§ Problem: Restating the data exactly is the whole task.

------ Supplied records

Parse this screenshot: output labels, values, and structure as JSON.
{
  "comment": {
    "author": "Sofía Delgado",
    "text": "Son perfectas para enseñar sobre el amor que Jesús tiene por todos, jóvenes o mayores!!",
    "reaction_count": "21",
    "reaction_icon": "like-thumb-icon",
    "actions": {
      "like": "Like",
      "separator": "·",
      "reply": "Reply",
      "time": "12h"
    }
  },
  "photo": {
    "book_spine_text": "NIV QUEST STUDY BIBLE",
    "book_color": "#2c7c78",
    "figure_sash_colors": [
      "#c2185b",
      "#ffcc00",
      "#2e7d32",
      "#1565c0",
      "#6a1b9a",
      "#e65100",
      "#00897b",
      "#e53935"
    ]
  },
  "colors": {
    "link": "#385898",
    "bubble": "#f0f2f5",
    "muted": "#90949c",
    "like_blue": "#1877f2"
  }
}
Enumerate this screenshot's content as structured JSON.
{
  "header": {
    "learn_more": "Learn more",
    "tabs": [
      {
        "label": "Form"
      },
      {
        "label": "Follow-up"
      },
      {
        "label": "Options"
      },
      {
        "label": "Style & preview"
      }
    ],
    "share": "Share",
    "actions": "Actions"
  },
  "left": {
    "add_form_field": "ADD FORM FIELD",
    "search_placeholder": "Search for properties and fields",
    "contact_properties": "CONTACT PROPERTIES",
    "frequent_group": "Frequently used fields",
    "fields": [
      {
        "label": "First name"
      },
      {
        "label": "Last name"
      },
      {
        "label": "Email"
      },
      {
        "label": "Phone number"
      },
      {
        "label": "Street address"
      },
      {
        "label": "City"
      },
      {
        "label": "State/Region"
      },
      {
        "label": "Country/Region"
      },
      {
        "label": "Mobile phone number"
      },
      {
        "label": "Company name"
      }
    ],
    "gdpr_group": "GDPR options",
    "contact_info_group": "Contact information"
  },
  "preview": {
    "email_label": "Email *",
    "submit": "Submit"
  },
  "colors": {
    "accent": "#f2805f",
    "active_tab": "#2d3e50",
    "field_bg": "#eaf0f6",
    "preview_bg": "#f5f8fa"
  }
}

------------

§ Completed exercise:
Parse this screenshot: output labels, values, and structure as JSON.
{
  "comment": {
    "author": "Sofía Delgado",
    "text": "Son perfectas para enseñar sobre el amor que Jesús tiene por todos, jóvenes o mayores!!",
    "reaction_count": "21",
    "reaction_icon": "like-thumb-icon",
    "actions": {
      "like": "Like",
      "separator": "·",
      "reply": "Reply",
      "time": "12h"
    }
  },
  "photo": {
    "book_spine_text": "NIV QUEST STUDY BIBLE",
    "book_color": "#2c7c78",
    "figure_sash_colors": [
      "#c2185b",
      "#ffcc00",
      "#2e7d32",
      "#1565c0",
      "#6a1b9a",
      "#e65100",
      "#00897b",
      "#e53935"
    ]
  },
  "colors": {
    "link": "#385898",
    "bubble": "#f0f2f5",
    "muted": "#90949c",
    "like_blue": "#1877f2"
  }
}
Enumerate this screenshot's content as structured JSON.
{
  "header": {
    "learn_more": "Learn more",
    "tabs": [
      {
        "label": "Form"
      },
      {
        "label": "Follow-up"
      },
      {
        "label": "Options"
      },
      {
        "label": "Style & preview"
      }
    ],
    "share": "Share",
    "actions": "Actions"
  },
  "left": {
    "add_form_field": "ADD FORM FIELD",
    "search_placeholder": "Search for properties and fields",
    "contact_properties": "CONTACT PROPERTIES",
    "frequent_group": "Frequently used fields",
    "fields": [
      {
        "label": "First name"
      },
      {
        "label": "Last name"
      },
      {
        "label": "Email"
      },
      {
        "label": "Phone number"
      },
      {
        "label": "Street address"
      },
      {
        "label": "City"
      },
      {
        "label": "State/Region"
      },
      {
        "label": "Country/Region"
      },
      {
        "label": "Mobile phone number"
      },
      {
        "label": "Company name"
      }
    ],
    "gdpr_group": "GDPR options",
    "contact_info_group": "Contact information"
  },
  "preview": {
    "email_label": "Email *",
    "submit": "Submit"
  },
  "colors": {
    "accent": "#f2805f",
    "active_tab": "#2d3e50",
    "field_bg": "#eaf0f6",
    "preview_bg": "#f5f8fa"
  }
}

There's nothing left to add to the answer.